Partitioning Your Harddisk With Fdisk
Partitioning your HardDisk
Partitioning involves creating logical units on your hard drive that are
then addressed as different drive letters. Not only does it help to
organize your data (program files on one drive, games on another,
documents on another) but also to speed up your PC. This is so because
the drive head has to move a lesser distance for accessing data within
one partition. You can also have different filesystems and OSs on the
same hard drive.
Partitioning can be done using ‘fdisk’ in DOS/Windows 9x or ‘disk
management’ in Windows 2000/ NT/XP. We will describe the procedure for
fdisk, since disk management is GUI driven and the basics otherwise
remain the same. While several other commercial packages like Partition
Magic are available, these utilities (fdisk, computer management) are
bundled with their respective OSs. You need a bootable floppy with
fdisk.exe, format.com, and sys. com utilities. Before starting, decide
how many partitions you want to create and their sizes. You can create
one primary and one extended partition using the DOS fdisk. The extended
partition can then have multiple logical partitions. Boot your machine
using the bootable disk, and do the following.
Run fdisk. The utility will show you a numbered menu from where you can
create, view, or delete partitions
The utility first asks you whether you want to enable large disk support.
Type Y (for yes) and press enter if your hard-drive capacity is more than
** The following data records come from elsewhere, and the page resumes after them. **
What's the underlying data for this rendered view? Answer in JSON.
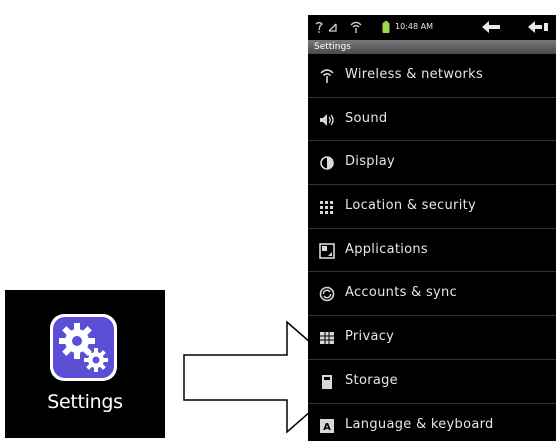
{
  "launcher": {
    "app_label": "Settings",
    "app_icon": "settings-gears-icon",
    "icon_color": "#5b4fd6"
  },
  "arrow": {
    "icon": "right-arrow-icon"
  },
  "phone": {
    "status_bar": {
      "left_icons": [
        "usb-debug-icon",
        "signal-icon",
        "wifi-icon",
        "battery-icon"
      ],
      "time": "10:48 AM",
      "nav_icons": [
        "back-icon",
        "back-menu-icon"
      ]
    },
    "title": "Settings",
    "menu": [
      {
        "label": "Wireless & networks",
        "icon": "wifi-icon"
      },
      {
        "label": "Sound",
        "icon": "speaker-icon"
      },
      {
        "label": "Display",
        "icon": "brightness-icon"
      },
      {
        "label": "Location & security",
        "icon": "grid-lock-icon"
      },
      {
        "label": "Applications",
        "icon": "applications-icon"
      },
      {
        "label": "Accounts & sync",
        "icon": "sync-icon"
      },
      {
        "label": "Privacy",
        "icon": "privacy-icon"
      },
      {
        "label": "Storage",
        "icon": "storage-icon"
      },
      {
        "label": "Language & keyboard",
        "icon": "keyboard-icon"
      }
    ]
  }
}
4 GB. Large disk support creates a FAT32 partition, which can be greater
than 2 GB
Select the first option from fdisk menu to create a primary partition.
Specify the partition size in megabytes or percentage size when prompted
Similarly, create an extended partition. Extended partitions by
themselves do not appear as drive letters. Instead, logical partitions
must be created in them, which are then assigned drive letters
Exit fdisk and reboot the computer
Fdisk automatically assigns drive letters to all the partitions. You’ll
need to format each partition in order to use it. Use format.com for the
Your hard drive is now ready for taking an OS.